March 12, 2013
FDR GAVE 1ST FIRESIDE CHAT 80 YEARS AGO TODAY
Washington, D.C. (JFK+50) President Franklin D. Roosevelt spoke into a radio microphone at the White House 80 years ago today, March 12, 1933 & began the 1st of his historic 'Fireside Chats.'*
*The term 'fireside chats' was coined by CBS News correspondent Robert Trout although FDR did not deliver the addresses from a room that had a working fireplace. Perhaps the term applies more to the audience gathered around their radio sets in the living room by the hearth.
The broadcast, which started at 10 p.m., marked the 1st time most Americans had heard the voice of a president of the United States.
Just a couple of days after FDR's death in April 1945, Carl Carmer said:
"I never saw him--but I knew him. Can you have forgotten how, with his voice, he came into our house, the President of these United States, calling us friends?'
Used for the Fireside Chats
National Museum of American History
The topic of the 1st fireside chat was "On the Bank Crisis".**
FDR, in his customary clear & confident voice, told the nation about why so many banks had failed & what was in the process of being done by his administration to correct the problem.
In his 13 minute & 42 second talk, FDR said:
"I hope you can see, my friends, from this essential recital of what your government is doing that there is nothing complex, nothing radical in the process."
**By 1933, 9000 U.S. banks had closed down permanently. FDR's 31 radio talks between 1933 & 1944 did much to give Americans confidence in their President & the federal government.
FDR received letters from millions of listeners. Eighty percent of the words FDR used in the chats were "among the 1000 most commonly used words in the English vocabulary."

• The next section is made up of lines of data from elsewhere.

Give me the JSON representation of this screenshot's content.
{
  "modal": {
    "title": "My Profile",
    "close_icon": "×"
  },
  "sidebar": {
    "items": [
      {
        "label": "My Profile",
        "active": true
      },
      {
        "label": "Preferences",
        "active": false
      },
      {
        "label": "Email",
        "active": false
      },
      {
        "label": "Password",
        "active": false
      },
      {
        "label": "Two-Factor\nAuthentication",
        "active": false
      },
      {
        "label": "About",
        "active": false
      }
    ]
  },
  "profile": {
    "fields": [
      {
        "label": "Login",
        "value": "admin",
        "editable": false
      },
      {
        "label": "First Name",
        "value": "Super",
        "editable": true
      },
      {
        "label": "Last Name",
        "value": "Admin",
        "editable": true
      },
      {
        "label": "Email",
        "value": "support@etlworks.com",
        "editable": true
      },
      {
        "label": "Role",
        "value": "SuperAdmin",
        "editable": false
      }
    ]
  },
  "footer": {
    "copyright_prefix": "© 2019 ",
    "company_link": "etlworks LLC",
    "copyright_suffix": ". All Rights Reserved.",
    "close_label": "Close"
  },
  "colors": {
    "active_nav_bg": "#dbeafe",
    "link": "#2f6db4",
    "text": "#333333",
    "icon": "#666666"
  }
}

The Museum of Broadcast Communication, "Flashback: The 70th anniversary of FDR's Fireside Chats," by Diana Mankowski & Raissa Jose.